WHAT YOU SHOULD DO
Reading the records below, count the lines in which the string "screenshot" appears; write the number only.

EXTRACTED INFORMATION

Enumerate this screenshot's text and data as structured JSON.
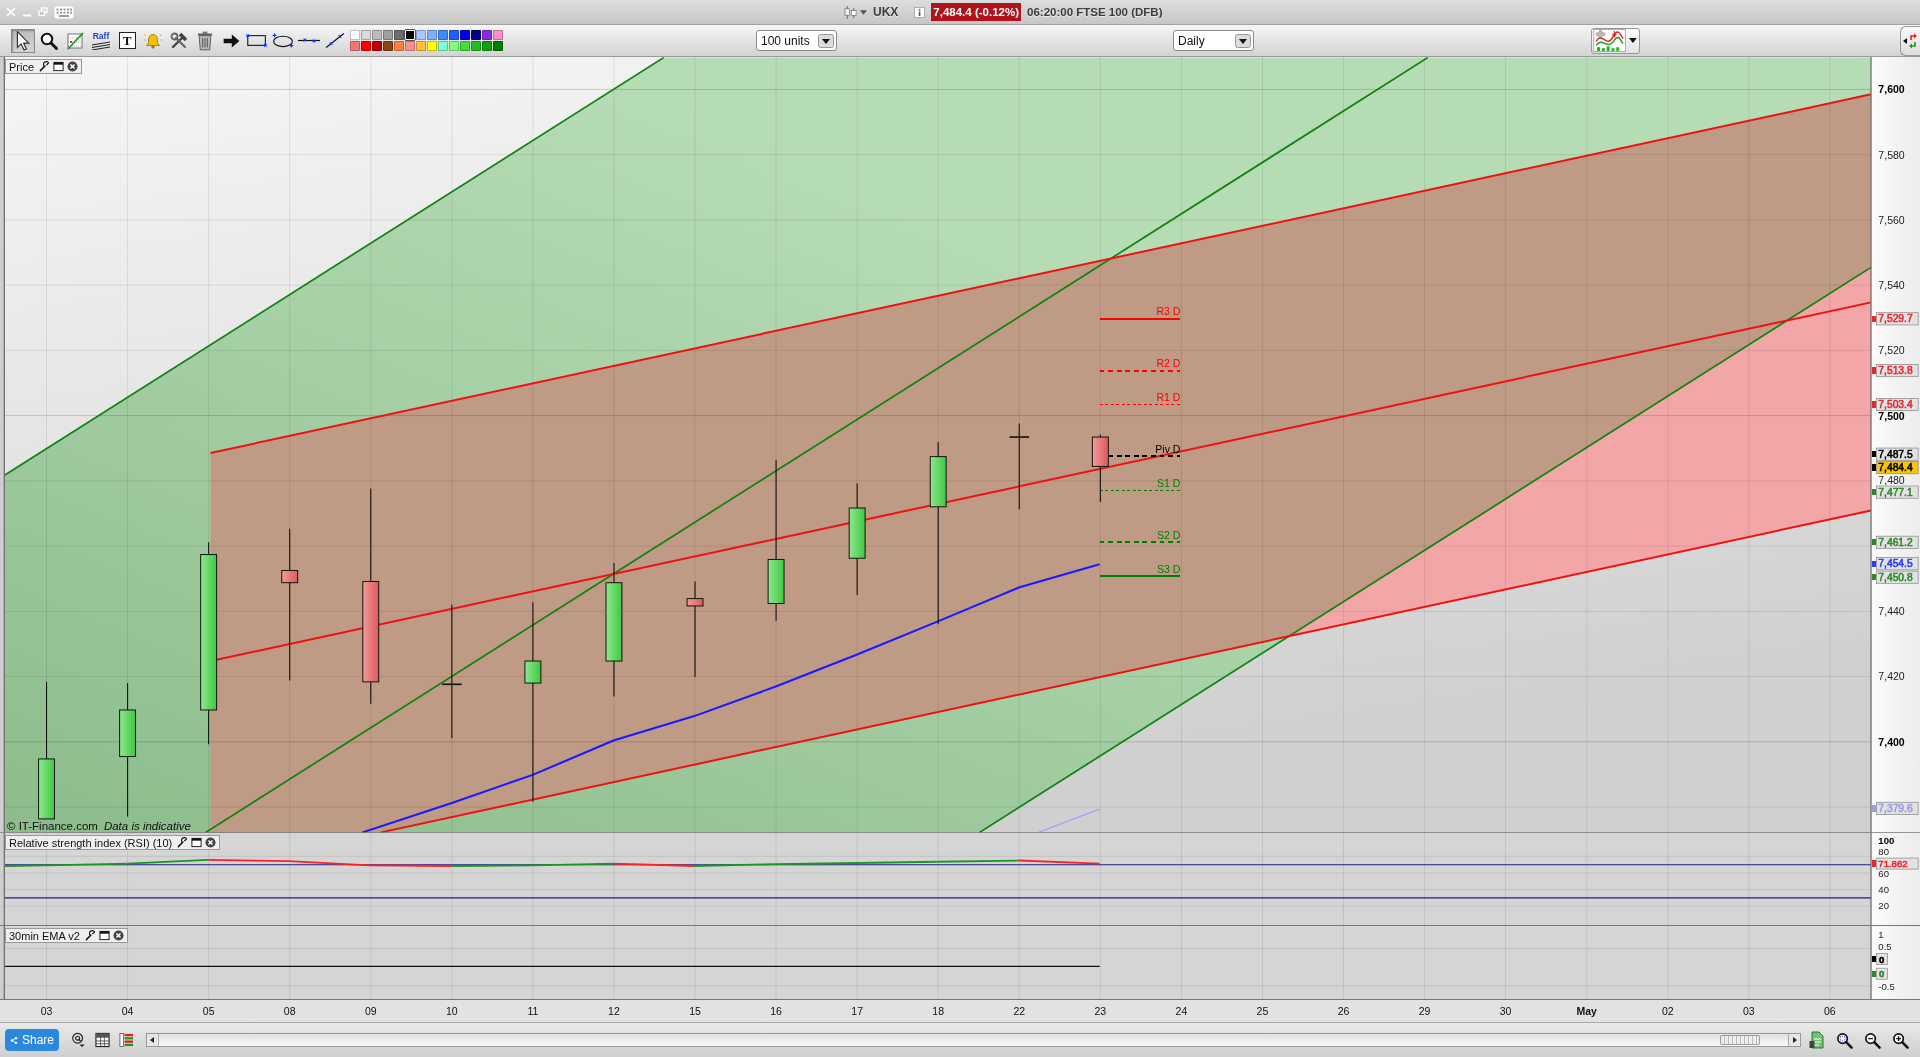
{
  "title_bar": {
    "symbol": "UKX",
    "price_badge": "7,484.4 (-0.12%)",
    "quote": "06:20:00 FTSE 100 (DFB)"
  },
  "toolbar": {
    "tools": [
      {
        "kind": "pointer",
        "selected": true
      },
      {
        "kind": "magnifier",
        "selected": false
      },
      {
        "kind": "line-study",
        "selected": false
      },
      {
        "kind": "raff",
        "label": "Raff",
        "selected": false
      },
      {
        "kind": "text",
        "label": "T",
        "selected": false
      },
      {
        "kind": "alert",
        "selected": false
      },
      {
        "kind": "tools",
        "selected": false
      },
      {
        "kind": "trash",
        "selected": false
      },
      {
        "kind": "arrow",
        "selected": false
      },
      {
        "kind": "rectangle",
        "selected": false
      },
      {
        "kind": "ellipse",
        "selected": false
      },
      {
        "kind": "horizontal-line",
        "selected": false
      },
      {
        "kind": "trend-line",
        "selected": false
      }
    ],
    "palette": [
      {
        "color": "#ffffff",
        "selected": false
      },
      {
        "color": "#d9d9d9",
        "selected": false
      },
      {
        "color": "#bcbcbc",
        "selected": false
      },
      {
        "color": "#9e9e9e",
        "selected": false
      },
      {
        "color": "#6e6e6e",
        "selected": false
      },
      {
        "color": "#000000",
        "selected": true
      },
      {
        "color": "#a9c8ff",
        "selected": false
      },
      {
        "color": "#7fb0ff",
        "selected": false
      },
      {
        "color": "#3f8cff",
        "selected": false
      },
      {
        "color": "#2060ff",
        "selected": false
      },
      {
        "color": "#0000e6",
        "selected": false
      },
      {
        "color": "#00008b",
        "selected": false
      },
      {
        "color": "#8a2be2",
        "selected": false
      },
      {
        "color": "#ff8fc8",
        "selected": false
      },
      {
        "color": "#f07878",
        "selected": false
      },
      {
        "color": "#ff0000",
        "selected": false
      },
      {
        "color": "#c00000",
        "selected": false
      },
      {
        "color": "#8b4513",
        "selected": false
      },
      {
        "color": "#ff8040",
        "selected": false
      },
      {
        "color": "#ff9090",
        "selected": false
      },
      {
        "color": "#ffc040",
        "selected": false
      },
      {
        "color": "#ffff00",
        "selected": false
      },
      {
        "color": "#80ffd0",
        "selected": false
      },
      {
        "color": "#80ff80",
        "selected": false
      },
      {
        "color": "#40e040",
        "selected": false
      },
      {
        "color": "#20c020",
        "selected": false
      },
      {
        "color": "#10a010",
        "selected": false
      },
      {
        "color": "#008000",
        "selected": false
      }
    ],
    "units_select": "100 units",
    "interval_select": "Daily"
  },
  "price_panel": {
    "title": "Price",
    "copyright": "© IT-Finance.com",
    "disclaimer": "Data is indicative",
    "pivots": [
      {
        "label": "R3 D",
        "color": "#ff0000",
        "kind": "solid"
      },
      {
        "label": "R2 D",
        "color": "#ff0000",
        "kind": "dashed"
      },
      {
        "label": "R1 D",
        "color": "#ff0000",
        "kind": "dotted"
      },
      {
        "label": "Piv D",
        "color": "#000000",
        "kind": "dashed"
      },
      {
        "label": "S1 D",
        "color": "#008000",
        "kind": "dotted"
      },
      {
        "label": "S2 D",
        "color": "#008000",
        "kind": "dashed"
      },
      {
        "label": "S3 D",
        "color": "#008000",
        "kind": "solid"
      }
    ],
    "axis_ticks": [
      {
        "label": "7,600",
        "major": true
      },
      {
        "label": "7,580",
        "major": false
      },
      {
        "label": "7,560",
        "major": false
      },
      {
        "label": "7,540",
        "major": false
      },
      {
        "label": "7,520",
        "major": false
      },
      {
        "label": "7,500",
        "major": true
      },
      {
        "label": "7,480",
        "major": false
      },
      {
        "label": "7,440",
        "major": false
      },
      {
        "label": "7,420",
        "major": false
      },
      {
        "label": "7,400",
        "major": true
      }
    ],
    "price_tags": [
      {
        "label": "7,529.7",
        "color": "#e8262d",
        "highlighted": false
      },
      {
        "label": "7,513.8",
        "color": "#e8262d",
        "highlighted": false
      },
      {
        "label": "7,503.4",
        "color": "#e8262d",
        "highlighted": false
      },
      {
        "label": "7,487.5",
        "color": "#000000",
        "highlighted": false
      },
      {
        "label": "7,484.4",
        "color": "#000000",
        "highlighted": true
      },
      {
        "label": "7,477.1",
        "color": "#2a8a2a",
        "highlighted": false
      },
      {
        "label": "7,461.2",
        "color": "#2a8a2a",
        "highlighted": false
      },
      {
        "label": "7,454.5",
        "color": "#2b3bff",
        "highlighted": false
      },
      {
        "label": "7,450.8",
        "color": "#2a8a2a",
        "highlighted": false
      },
      {
        "label": "7,379.6",
        "color": "#9a9ae6",
        "highlighted": false
      }
    ]
  },
  "rsi_panel": {
    "title": "Relative strength index (RSI) (10)",
    "axis_ticks": [
      {
        "label": "100",
        "major": true
      },
      {
        "label": "80",
        "major": false
      },
      {
        "label": "60",
        "major": false
      },
      {
        "label": "40",
        "major": false
      },
      {
        "label": "20",
        "major": false
      }
    ],
    "value_tag": "71.862"
  },
  "ema_panel": {
    "title": "30min EMA v2",
    "axis_ticks": [
      {
        "label": "1",
        "major": false
      },
      {
        "label": "0.5",
        "major": false
      },
      {
        "label": "-0.5",
        "major": false
      }
    ],
    "value_tags": [
      {
        "label": "0",
        "color": "#000000"
      },
      {
        "label": "0",
        "color": "#2a8a2a"
      }
    ]
  },
  "date_axis": [
    {
      "label": "03",
      "major": false
    },
    {
      "label": "04",
      "major": false
    },
    {
      "label": "05",
      "major": false
    },
    {
      "label": "08",
      "major": false
    },
    {
      "label": "09",
      "major": false
    },
    {
      "label": "10",
      "major": false
    },
    {
      "label": "11",
      "major": false
    },
    {
      "label": "12",
      "major": false
    },
    {
      "label": "15",
      "major": false
    },
    {
      "label": "16",
      "major": false
    },
    {
      "label": "17",
      "major": false
    },
    {
      "label": "18",
      "major": false
    },
    {
      "label": "22",
      "major": false
    },
    {
      "label": "23",
      "major": false
    },
    {
      "label": "24",
      "major": false
    },
    {
      "label": "25",
      "major": false
    },
    {
      "label": "26",
      "major": false
    },
    {
      "label": "29",
      "major": false
    },
    {
      "label": "30",
      "major": false
    },
    {
      "label": "May",
      "major": true
    },
    {
      "label": "02",
      "major": false
    },
    {
      "label": "03",
      "major": false
    },
    {
      "label": "06",
      "major": false
    }
  ],
  "bottom_bar": {
    "share_button": "Share"
  }
}
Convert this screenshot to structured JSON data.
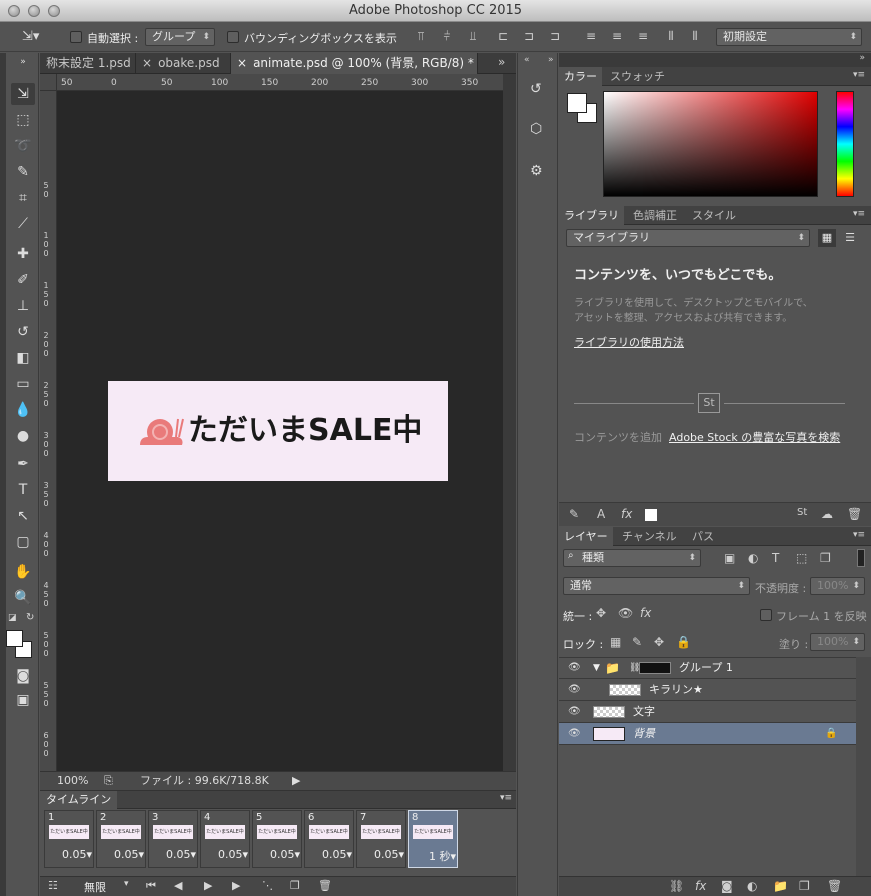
{
  "app": {
    "title": "Adobe Photoshop CC 2015"
  },
  "options": {
    "auto_select_label": "自動選択 :",
    "auto_select_value": "グループ",
    "bbox_label": "バウンディングボックスを表示",
    "workspace": "初期設定"
  },
  "tabs": [
    {
      "label": "称末設定 1.psd"
    },
    {
      "label": "obake.psd"
    },
    {
      "label": "animate.psd @ 100% (背景, RGB/8) *"
    }
  ],
  "ruler": {
    "h_ticks": [
      "50",
      "0",
      "50",
      "100",
      "150",
      "200",
      "250",
      "300",
      "350"
    ],
    "v_ticks": [
      "5 0",
      "1 0 0",
      "1 5 0",
      "2 0 0",
      "2 5 0",
      "3 0 0",
      "3 5 0",
      "4 0 0",
      "4 5 0",
      "5 0 0",
      "5 5 0",
      "6 0 0",
      "6 5 0"
    ]
  },
  "canvas": {
    "text": "ただいまSALE中",
    "bg_color": "#f6eaf6",
    "snail_color": "#e97a7a"
  },
  "status": {
    "zoom": "100%",
    "file": "ファイル : 99.6K/718.8K"
  },
  "timeline": {
    "title": "タイムライン",
    "frames": [
      {
        "num": "1",
        "delay": "0.05▾"
      },
      {
        "num": "2",
        "delay": "0.05▾"
      },
      {
        "num": "3",
        "delay": "0.05▾"
      },
      {
        "num": "4",
        "delay": "0.05▾"
      },
      {
        "num": "5",
        "delay": "0.05▾"
      },
      {
        "num": "6",
        "delay": "0.05▾"
      },
      {
        "num": "7",
        "delay": "0.05▾"
      },
      {
        "num": "8",
        "delay": "1 秒▾"
      }
    ],
    "thumb_text": "ただいまSALE中",
    "loop": "無限"
  },
  "color_panel": {
    "tabs": [
      "カラー",
      "スウォッチ"
    ]
  },
  "library_panel": {
    "tabs": [
      "ライブラリ",
      "色調補正",
      "スタイル"
    ],
    "dropdown": "マイライブラリ",
    "heading": "コンテンツを、いつでもどこでも。",
    "body1": "ライブラリを使用して、デスクトップとモバイルで、",
    "body2": "アセットを整理、アクセスおよび共有できます。",
    "link": "ライブラリの使用方法",
    "stock_icon": "St",
    "add_label": "コンテンツを追加",
    "stock_link": "Adobe Stock の豊富な写真を検索"
  },
  "layers_panel": {
    "tabs": [
      "レイヤー",
      "チャンネル",
      "パス"
    ],
    "filter": "種類",
    "blend": "通常",
    "opacity_label": "不透明度 :",
    "opacity_value": "100%",
    "unify_label": "統一 :",
    "propagate_label": "フレーム 1 を反映",
    "lock_label": "ロック :",
    "fill_label": "塗り :",
    "fill_value": "100%",
    "layers": [
      {
        "name": "グループ 1"
      },
      {
        "name": "キラリン★"
      },
      {
        "name": "文字"
      },
      {
        "name": "背景"
      }
    ]
  }
}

RESPONSE TO THIS TASK
2